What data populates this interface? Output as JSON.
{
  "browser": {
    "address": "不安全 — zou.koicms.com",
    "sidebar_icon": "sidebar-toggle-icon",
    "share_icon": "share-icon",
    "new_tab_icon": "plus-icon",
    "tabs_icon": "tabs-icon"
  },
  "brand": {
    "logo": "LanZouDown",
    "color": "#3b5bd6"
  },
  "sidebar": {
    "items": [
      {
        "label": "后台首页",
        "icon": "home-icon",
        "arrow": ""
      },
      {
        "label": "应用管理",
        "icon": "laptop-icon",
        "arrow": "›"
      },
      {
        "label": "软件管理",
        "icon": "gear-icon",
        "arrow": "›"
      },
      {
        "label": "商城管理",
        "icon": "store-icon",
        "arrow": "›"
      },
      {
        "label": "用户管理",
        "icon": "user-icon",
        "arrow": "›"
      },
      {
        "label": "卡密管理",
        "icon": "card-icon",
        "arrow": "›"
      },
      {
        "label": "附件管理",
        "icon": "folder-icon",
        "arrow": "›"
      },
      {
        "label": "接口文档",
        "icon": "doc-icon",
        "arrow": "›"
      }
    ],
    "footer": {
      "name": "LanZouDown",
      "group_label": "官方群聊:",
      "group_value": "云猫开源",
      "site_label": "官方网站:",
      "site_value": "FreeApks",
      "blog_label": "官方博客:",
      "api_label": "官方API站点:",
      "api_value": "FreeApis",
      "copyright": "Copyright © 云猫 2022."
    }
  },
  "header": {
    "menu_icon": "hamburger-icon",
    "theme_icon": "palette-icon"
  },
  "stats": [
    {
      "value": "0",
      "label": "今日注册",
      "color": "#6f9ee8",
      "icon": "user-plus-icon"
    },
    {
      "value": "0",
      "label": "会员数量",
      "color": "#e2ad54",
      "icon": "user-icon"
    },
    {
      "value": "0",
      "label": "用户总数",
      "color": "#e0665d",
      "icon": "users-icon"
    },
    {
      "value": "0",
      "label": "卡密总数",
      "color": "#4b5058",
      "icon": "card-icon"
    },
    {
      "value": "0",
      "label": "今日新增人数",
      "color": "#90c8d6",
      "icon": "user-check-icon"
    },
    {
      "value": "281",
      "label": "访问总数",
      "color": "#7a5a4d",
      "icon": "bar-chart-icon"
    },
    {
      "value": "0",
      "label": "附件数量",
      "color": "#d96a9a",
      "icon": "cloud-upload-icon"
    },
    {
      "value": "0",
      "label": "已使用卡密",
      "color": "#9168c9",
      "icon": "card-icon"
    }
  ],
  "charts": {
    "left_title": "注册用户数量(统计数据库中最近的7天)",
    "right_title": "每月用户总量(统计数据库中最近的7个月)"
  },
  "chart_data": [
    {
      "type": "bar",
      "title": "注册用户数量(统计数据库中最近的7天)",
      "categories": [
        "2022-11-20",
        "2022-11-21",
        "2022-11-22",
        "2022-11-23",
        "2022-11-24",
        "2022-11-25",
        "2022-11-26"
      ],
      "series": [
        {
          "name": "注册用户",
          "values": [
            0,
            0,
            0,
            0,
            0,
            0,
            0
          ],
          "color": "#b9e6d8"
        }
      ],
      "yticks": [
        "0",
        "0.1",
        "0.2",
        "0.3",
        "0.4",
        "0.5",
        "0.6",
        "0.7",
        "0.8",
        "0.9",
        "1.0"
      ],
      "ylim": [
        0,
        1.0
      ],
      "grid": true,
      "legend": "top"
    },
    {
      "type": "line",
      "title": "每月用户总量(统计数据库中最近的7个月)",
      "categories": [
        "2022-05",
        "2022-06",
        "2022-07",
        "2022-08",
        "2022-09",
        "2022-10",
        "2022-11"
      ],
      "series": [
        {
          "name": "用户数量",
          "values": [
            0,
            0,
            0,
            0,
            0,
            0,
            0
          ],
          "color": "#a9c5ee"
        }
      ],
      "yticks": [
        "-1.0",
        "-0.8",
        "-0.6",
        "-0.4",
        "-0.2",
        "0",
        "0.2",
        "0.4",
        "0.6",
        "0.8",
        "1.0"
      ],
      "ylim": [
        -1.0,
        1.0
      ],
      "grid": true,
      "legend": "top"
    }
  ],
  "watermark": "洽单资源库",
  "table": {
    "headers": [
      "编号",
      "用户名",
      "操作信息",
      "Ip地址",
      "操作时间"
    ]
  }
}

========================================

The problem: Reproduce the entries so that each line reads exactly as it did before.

Answer:
What data populates this interface? Output as JSON.
{
  "browser": {
    "address": "不安全 — zou.koicms.com",
    "sidebar_icon": "sidebar-toggle-icon",
    "share_icon": "share-icon",
    "new_tab_icon": "plus-icon",
    "tabs_icon": "tabs-icon"
  },
  "brand": {
    "logo": "LanZouDown",
    "color": "#3b5bd6"
  },
  "sidebar": {
    "items": [
      {
        "label": "后台首页",
        "icon": "home-icon",
        "arrow": ""
      },
      {
        "label": "应用管理",
        "icon": "laptop-icon",
        "arrow": "›"
      },
      {
        "label": "软件管理",
        "icon": "gear-icon",
        "arrow": "›"
      },
      {
        "label": "商城管理",
        "icon": "store-icon",
        "arrow": "›"
      },
      {
        "label": "用户管理",
        "icon": "user-icon",
        "arrow": "›"
      },
      {
        "label": "卡密管理",
        "icon": "card-icon",
        "arrow": "›"
      },
      {
        "label": "附件管理",
        "icon": "folder-icon",
        "arrow": "›"
      },
      {
        "label": "接口文档",
        "icon": "doc-icon",
        "arrow": "›"
      }
    ],
    "footer": {
      "name": "LanZouDown",
      "group_label": "官方群聊:",
      "group_value": "云猫开源",
      "site_label": "官方网站:",
      "site_value": "FreeApks",
      "blog_label": "官方博客:",
      "api_label": "官方API站点:",
      "api_value": "FreeApis",
      "copyright": "Copyright © 云猫 2022."
    }
  },
  "header": {
    "menu_icon": "hamburger-icon",
    "theme_icon": "palette-icon"
  },
  "stats": [
    {
      "value": "0",
      "label": "今日注册",
      "color": "#6f9ee8",
      "icon": "user-plus-icon"
    },
    {
      "value": "0",
      "label": "会员数量",
      "color": "#e2ad54",
      "icon": "user-icon"
    },
    {
      "value": "0",
      "label": "用户总数",
      "color": "#e0665d",
      "icon": "users-icon"
    },
    {
      "value": "0",
      "label": "卡密总数",
      "color": "#4b5058",
      "icon": "card-icon"
    },
    {
      "value": "0",
      "label": "今日新增人数",
      "color": "#90c8d6",
      "icon": "user-check-icon"
    },
    {
      "value": "281",
      "label": "访问总数",
      "color": "#7a5a4d",
      "icon": "bar-chart-icon"
    },
    {
      "value": "0",
      "label": "附件数量",
      "color": "#d96a9a",
      "icon": "cloud-upload-icon"
    },
    {
      "value": "0",
      "label": "已使用卡密",
      "color": "#9168c9",
      "icon": "card-icon"
    }
  ],
  "charts": {
    "left_title": "注册用户数量(统计数据库中最近的7天)",
    "right_title": "每月用户总量(统计数据库中最近的7个月)"
  },
  "chart_data": [
    {
      "type": "bar",
      "title": "注册用户数量(统计数据库中最近的7天)",
      "categories": [
        "2022-11-20",
        "2022-11-21",
        "2022-11-22",
        "2022-11-23",
        "2022-11-24",
        "2022-11-25",
        "2022-11-26"
      ],
      "series": [
        {
          "name": "注册用户",
          "values": [
            0,
            0,
            0,
            0,
            0,
            0,
            0
          ],
          "color": "#b9e6d8"
        }
      ],
      "yticks": [
        "0",
        "0.1",
        "0.2",
        "0.3",
        "0.4",
        "0.5",
        "0.6",
        "0.7",
        "0.8",
        "0.9",
        "1.0"
      ],
      "ylim": [
        0,
        1.0
      ],
      "grid": true,
      "legend": "top"
    },
    {
      "type": "line",
      "title": "每月用户总量(统计数据库中最近的7个月)",
      "categories": [
        "2022-05",
        "2022-06",
        "2022-07",
        "2022-08",
        "2022-09",
        "2022-10",
        "2022-11"
      ],
      "series": [
        {
          "name": "用户数量",
          "values": [
            0,
            0,
            0,
            0,
            0,
            0,
            0
          ],
          "color": "#a9c5ee"
        }
      ],
      "yticks": [
        "-1.0",
        "-0.8",
        "-0.6",
        "-0.4",
        "-0.2",
        "0",
        "0.2",
        "0.4",
        "0.6",
        "0.8",
        "1.0"
      ],
      "ylim": [
        -1.0,
        1.0
      ],
      "grid": true,
      "legend": "top"
    }
  ],
  "watermark": "洽单资源库",
  "table": {
    "headers": [
      "编号",
      "用户名",
      "操作信息",
      "Ip地址",
      "操作时间"
    ]
  }
}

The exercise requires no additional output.